13. How to get organised
As you are your own boss, you are the only person responsible for not only ensuring you deal with the day-to-day admin but also that you are compliant with all regulations. To ensure as much of your working week is spent on projects you can bill clients for, the admin side will need to be completed as efficiently as possible.
As you get going and your hard work pays off, you should hopefully see your workload increasing - and with that the admin that inevitably comes with it. This can be overwhelming unless you have a system in place to simplify procedures and to remind you automatically when to chase people.
Much as it's tempting to 'file' paperwork to one side until another day, this inevitably will see you with cashflow problems where you submitted a client invoice late and that client takes several weeks to pay because you haven't chased it or you lose favour with suppliers for being a slack payer. It could even cost you money if you are consistently late filing VAT returns for instance.
Devise a system from the outset that caters for all your diary and contact management needs. Whether it's online or a tick boxes on a job bag that progress from brief, quote sent/accepted, schedule agreed, client invoiced, date to chase etc - so long as it works for you to keep track of your business in a timely manner.
Start now before you get going - if you don't, your competitors will.
Ultimately an online system will allow you to add notes with greater flexibility so that you can easily refer back to previous conversations before making a call. Some have reminder systems built in to nudge you when it's time to chase an invoice or call a prospect.

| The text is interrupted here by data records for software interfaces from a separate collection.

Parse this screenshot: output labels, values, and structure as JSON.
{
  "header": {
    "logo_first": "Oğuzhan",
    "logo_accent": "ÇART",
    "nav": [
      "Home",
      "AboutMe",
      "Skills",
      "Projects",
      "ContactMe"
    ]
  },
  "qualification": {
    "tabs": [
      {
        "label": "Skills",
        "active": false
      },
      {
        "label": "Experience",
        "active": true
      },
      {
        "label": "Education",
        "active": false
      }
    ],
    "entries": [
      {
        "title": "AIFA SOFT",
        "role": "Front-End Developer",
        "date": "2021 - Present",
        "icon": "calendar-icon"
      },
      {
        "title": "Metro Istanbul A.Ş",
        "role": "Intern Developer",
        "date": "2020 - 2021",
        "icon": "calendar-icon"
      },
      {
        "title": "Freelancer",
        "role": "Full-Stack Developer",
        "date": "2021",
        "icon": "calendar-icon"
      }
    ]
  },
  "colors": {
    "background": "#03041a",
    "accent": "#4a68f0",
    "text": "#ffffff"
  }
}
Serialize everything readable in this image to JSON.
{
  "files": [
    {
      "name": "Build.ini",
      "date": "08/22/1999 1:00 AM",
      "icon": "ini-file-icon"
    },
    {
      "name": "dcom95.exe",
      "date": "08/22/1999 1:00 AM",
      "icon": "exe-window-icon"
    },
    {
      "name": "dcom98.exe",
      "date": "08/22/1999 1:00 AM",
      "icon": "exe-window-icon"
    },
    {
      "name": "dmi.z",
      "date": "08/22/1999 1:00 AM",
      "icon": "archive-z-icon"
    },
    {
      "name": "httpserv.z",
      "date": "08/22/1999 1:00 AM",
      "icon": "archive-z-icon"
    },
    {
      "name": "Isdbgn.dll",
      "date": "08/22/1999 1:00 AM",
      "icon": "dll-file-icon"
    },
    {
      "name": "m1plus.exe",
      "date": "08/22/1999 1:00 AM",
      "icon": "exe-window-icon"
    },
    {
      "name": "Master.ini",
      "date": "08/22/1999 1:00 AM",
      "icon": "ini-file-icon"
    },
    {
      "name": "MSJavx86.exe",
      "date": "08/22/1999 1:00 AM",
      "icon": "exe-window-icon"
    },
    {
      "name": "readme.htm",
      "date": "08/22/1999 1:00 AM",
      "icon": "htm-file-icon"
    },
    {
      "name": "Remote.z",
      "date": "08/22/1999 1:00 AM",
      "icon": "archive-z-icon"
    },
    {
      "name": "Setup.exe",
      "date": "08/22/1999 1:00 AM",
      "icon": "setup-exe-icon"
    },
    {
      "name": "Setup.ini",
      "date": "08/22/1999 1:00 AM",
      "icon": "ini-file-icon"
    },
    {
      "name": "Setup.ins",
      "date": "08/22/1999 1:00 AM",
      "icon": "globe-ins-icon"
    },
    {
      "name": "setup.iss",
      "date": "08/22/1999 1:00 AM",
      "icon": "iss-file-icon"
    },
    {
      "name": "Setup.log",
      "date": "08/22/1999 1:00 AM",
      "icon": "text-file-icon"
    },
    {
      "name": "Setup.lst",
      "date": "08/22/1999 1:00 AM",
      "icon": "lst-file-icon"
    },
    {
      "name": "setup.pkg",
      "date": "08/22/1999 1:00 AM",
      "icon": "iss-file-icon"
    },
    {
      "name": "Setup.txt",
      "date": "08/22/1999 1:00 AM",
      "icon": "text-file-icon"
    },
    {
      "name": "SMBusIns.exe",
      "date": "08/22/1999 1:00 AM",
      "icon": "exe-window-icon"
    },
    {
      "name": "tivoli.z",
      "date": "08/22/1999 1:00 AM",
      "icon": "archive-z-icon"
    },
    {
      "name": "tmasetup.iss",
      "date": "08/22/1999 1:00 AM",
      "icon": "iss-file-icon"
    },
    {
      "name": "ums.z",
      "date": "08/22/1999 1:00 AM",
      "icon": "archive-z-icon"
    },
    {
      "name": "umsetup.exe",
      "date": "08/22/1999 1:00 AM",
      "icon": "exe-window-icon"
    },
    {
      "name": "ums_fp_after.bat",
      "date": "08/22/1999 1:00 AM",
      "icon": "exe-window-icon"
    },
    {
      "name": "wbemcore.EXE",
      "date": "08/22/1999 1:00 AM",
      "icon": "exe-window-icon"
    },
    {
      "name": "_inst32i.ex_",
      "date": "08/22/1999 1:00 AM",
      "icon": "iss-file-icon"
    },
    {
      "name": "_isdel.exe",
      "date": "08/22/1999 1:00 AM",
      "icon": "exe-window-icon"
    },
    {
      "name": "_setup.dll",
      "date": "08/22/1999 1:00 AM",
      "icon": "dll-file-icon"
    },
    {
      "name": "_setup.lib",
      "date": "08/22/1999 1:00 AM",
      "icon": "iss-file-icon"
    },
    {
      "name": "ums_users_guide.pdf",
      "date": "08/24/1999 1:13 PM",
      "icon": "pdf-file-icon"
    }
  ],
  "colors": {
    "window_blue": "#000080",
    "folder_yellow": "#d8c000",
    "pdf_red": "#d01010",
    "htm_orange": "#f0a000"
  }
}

Better still use the database to accurately log each project, its value and the amount of time you spend servicing that client so that you can qualify your most profitable clients and therefore dedicate more time culturing those clients.
If you keep contacts on a database you will need to comply with the Data Protection Act.
If you currently use Outlook Express you may consider upgrading to Outlook which has additional facilities to organise your working day with a calendar and address book and task list.
Have a list of activities that have to be carried out everyday - back ups, checking email etc to ensure that these are done.
Write another list of things that need to be done at any one time, 'nasties' or the tough jobs that have to be done at the top and the lesser evils towards the bottom. The theory is that the guilt of staring at the tough jobs too long spurs you on to complete them so that the nicer tasks towards the end are a relative pleasure. It's also good to physically tick off tasks accomplished.
Set time limits for everything that you do - to ensure you complete a project within a quoted for time and to reign in time spent which can't be billed. Classic examples are researching online where you end up surfing sites you hadn't intended to drift on to!
Take regular quick breaks from your work to refresh your thoughts. Reward yourself if you complete tasks ahead of the time you set (or feel free to punish yourself if you don't!)
If you are having an unproductive afternoon and project time allows, go for a walk or take the afternoon off to shake off the creative block.
Set clear lines of distinction between home and office. If you work at home set aside a separate work area so that you mentally leave work at the end of the day. When you leave the office, leave the office - do something that you associate with switching off. If you work from home so there is no 'drive time', read the paper, take the dog out etc. Invest in a separate business line to that room so that you only answer work/family calls at the appropriate times to avoid unwanted distractions.
Review your longer term business progress regularly. Put days in the diary throughout the year to review your thoughts and refocus to ensure your time is still being spent wisely.